Your RainSong Stays On My Mind
- Published Mar 02, 1999
Are guitar makers barking up the wrong tree? In fact could they be barking up an entirely wrong guitar building material? According to Dr. John A. Decker, Jr. they most certainly are. Twelve years ago Dr. John was attending an outdoor wedding in Hawaii where a fellow guitarist was hired to do the gig. The weather was threatening to rain and the musician was placed in a moral dilemma. Does he forfeit the gig and walk off facing the anger of the bride's father or does he hold his ground and play risking damage to his guitar? Dr. John watched the drama unfold as the guitarist stayed and played through the wedding event and consequently thrashed his instrument. The good doctor decided right there that something was wrong with this picture. Why not take the research from space studies regarding the physics of the sun and develop a molecular structure that could resonate musically while staying impervious to climatic change? Would your own doctor of thought of this at the wedding? Did we mention that Dr. John was an aerospace physicist? The premise was born that day to mix aerospace materials (graphite in this case) with traditional guitar making techniques. Out of this matrimonial incident RainSong Graphite Guitars was born.
The Problem With Wood
For starters there is an increased awareness by guitar makers that high quality wood is getting ever harder to find. Check out the price tag of a hand-crafted instrument with real Brazilian rosewood to prove this point. Many manufacturers are entertaining the idea of building with lesser quality (and more readily available) woods, not to mention the ever stigmatized "plywood". It turns out that Dr. John's theory isn't lost in space, He has spent years perfecting the graphite guitar. Why graphite? It is much stronger than wood. It is really impervious to climatic changes. Wood breathes: graphite doesn't. Put it under hot lights, swamp-like humidity or cold temperatures and it doesn't move. Another advantage you say? RainSong claims that graphite doesn't trap high end frequency like wood does. One more? If you get a lot of pick marks on it you can take a buffing wheel to the top and all of your scratches go away.
This was enough info to perk up our curiosity so we took the RainSong Limited Edition model for a test drive. These guitars are made in Hawaii (remember the weather doesn't affect them) and they are entirely made of graphite (body, neck, fretboard & bridge... everything but the tuners and strings). This Limited Edition model is a shallow body with a rounded cutaway affording easy access to the higher registers. Being a stage orientated guitar, it has a Fishman Prefix Pro pickup system with a 4-band EQ. The neck has a 1-3/4" nut width, a 644mm scale length and a 20" radius. The 12th fret is marked with an abalone inlay.
For a thin body acoustic-electric the sound was good.
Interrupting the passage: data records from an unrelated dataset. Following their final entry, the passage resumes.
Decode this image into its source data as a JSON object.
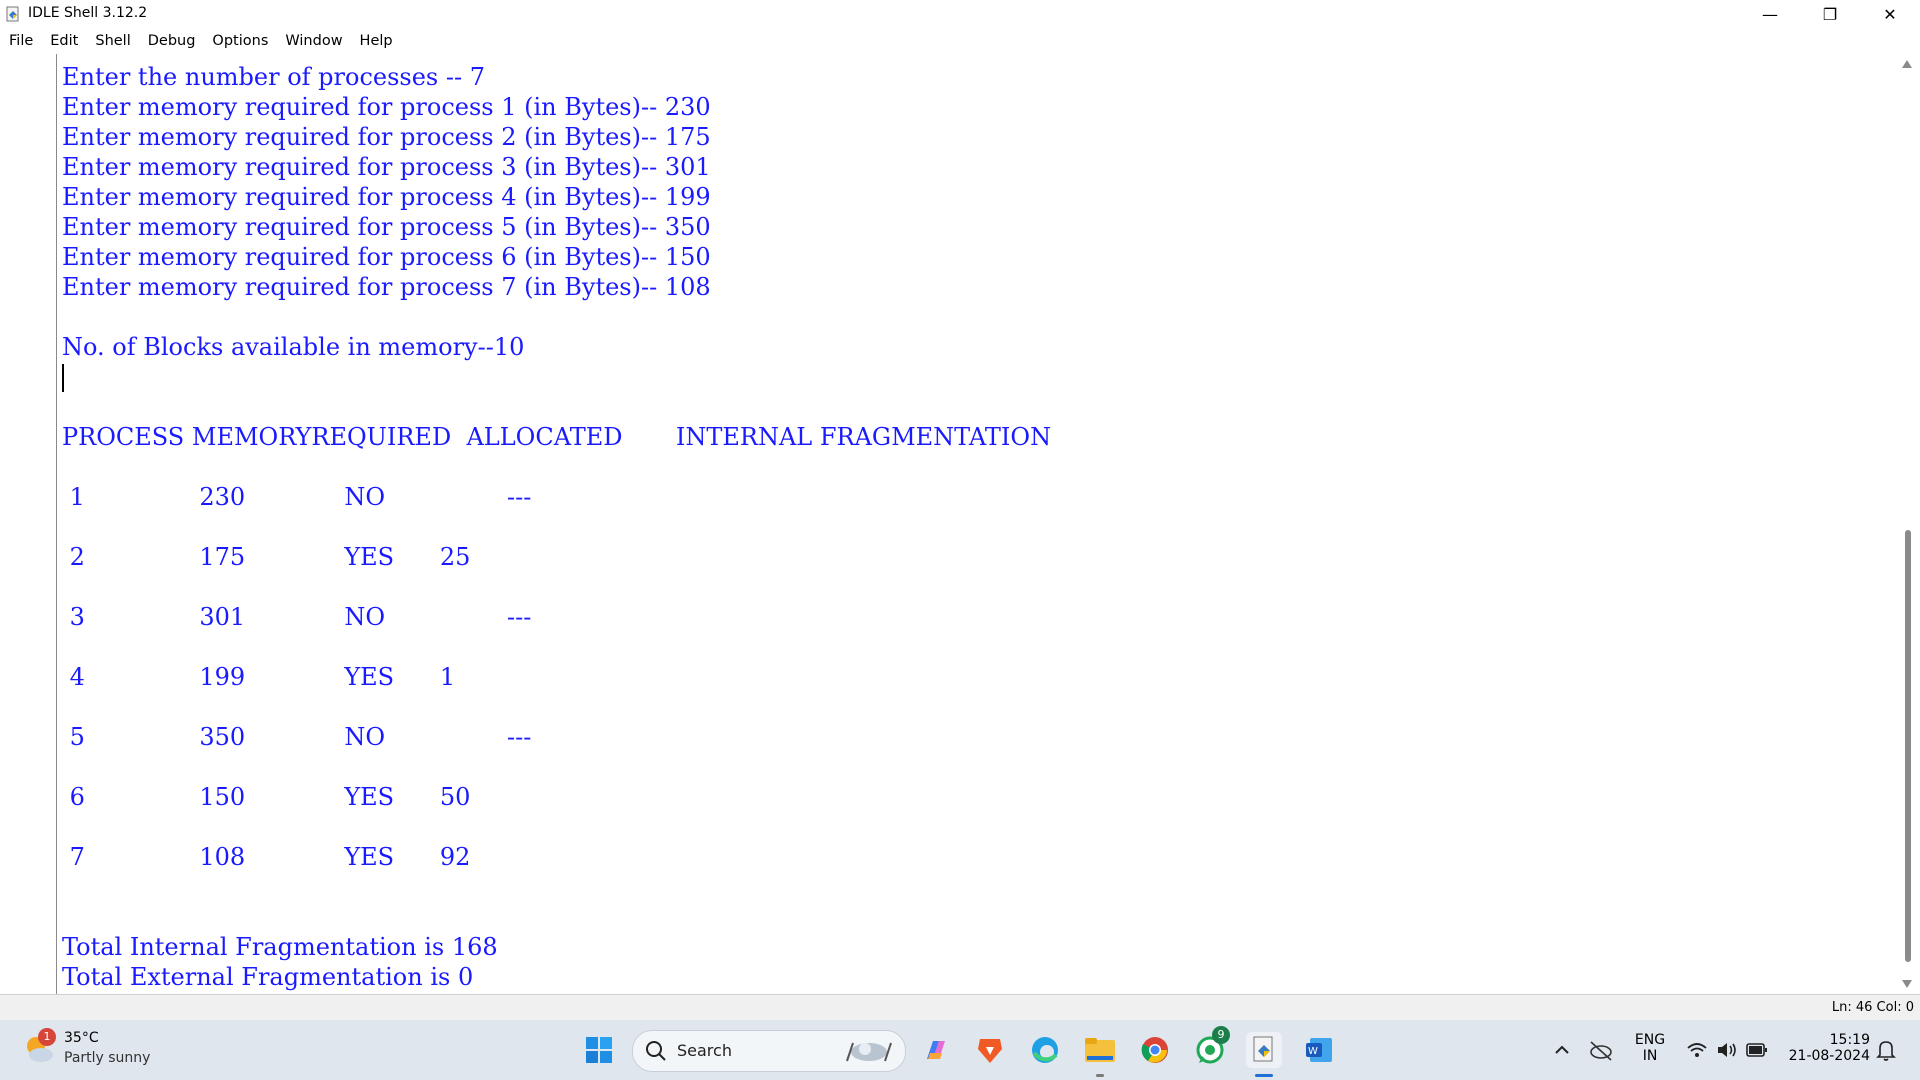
{
  "window": {
    "title": "IDLE Shell 3.12.2",
    "minimize_glyph": "—",
    "maximize_glyph": "❐",
    "close_glyph": "✕"
  },
  "menu": [
    "File",
    "Edit",
    "Shell",
    "Debug",
    "Options",
    "Window",
    "Help"
  ],
  "shell": {
    "text_color": "#1a1aff",
    "lines": [
      "Enter the number of processes -- 7",
      "Enter memory required for process 1 (in Bytes)-- 230",
      "Enter memory required for process 2 (in Bytes)-- 175",
      "Enter memory required for process 3 (in Bytes)-- 301",
      "Enter memory required for process 4 (in Bytes)-- 199",
      "Enter memory required for process 5 (in Bytes)-- 350",
      "Enter memory required for process 6 (in Bytes)-- 150",
      "Enter memory required for process 7 (in Bytes)-- 108",
      "No. of Blocks available in memory--10",
      "PROCESS MEMORYREQUIRED  ALLOCATED       INTERNAL FRAGMENTATION",
      " 1               230             NO                ---",
      " 2               175             YES      25",
      " 3               301             NO                ---",
      " 4               199             YES      1",
      " 5               350             NO                ---",
      " 6               150             YES      50",
      " 7               108             YES      92",
      "Total Internal Fragmentation is 168",
      "Total External Fragmentation is 0"
    ]
  },
  "status": {
    "position": "Ln: 46  Col: 0"
  },
  "taskbar": {
    "weather_temp": "35°C",
    "weather_desc": "Partly sunny",
    "weather_badge": "1",
    "search_label": "Search",
    "whatsapp_badge": "9",
    "lang_top": "ENG",
    "lang_bottom": "IN",
    "time": "15:19",
    "date": "21-08-2024"
  }
}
The highs really do ring true and the bass has a wonderful balance to it. The fretboard was a little stiff but we need to take into account that the instrument was brand spanking new and hadn't been broken-in yet. After about 30 minutes of playing the neck was getting more and more comfortable to us and the resonance of the guitar was growing on us. We liked the sound-hole projection and it seemed to have more "umpff" for percussive strumming techniques. Another tribute to the graphite construction was that we really wailed on this guitar and couldn't get it to go out of tune.
If you were a guitar made out of graphite, you wouldn't be inexpensive (we're still are paying for some of those earlier space flights you know) but the price is dropping. RainSong is committed to lowering the cost of production. This hi-end guitar retails for $1,995 (which in case you don't know any better, is pretty darn inexpensive when you're talking about all graphite guitar). The Limited Edition is limited to only 300 made and the stunningly beautiful urethane color options are Burgundy, Platinum and Sapphire.
If this guitar was ours to keep (yes we really do have to send them back) we would spend more time woodshedding, break the fretboard in, and place a lighter gauge string on it. You may lose a little of your "umpff" but we'd rely on the quality Fishman pickup system to recapture that on stage. All in all, RainSong Graphite Guitars just may be on to something, something we should start paying attention to.
To contact RainSong call 800-788-5828 or visit their website at http://www.rainsong.com .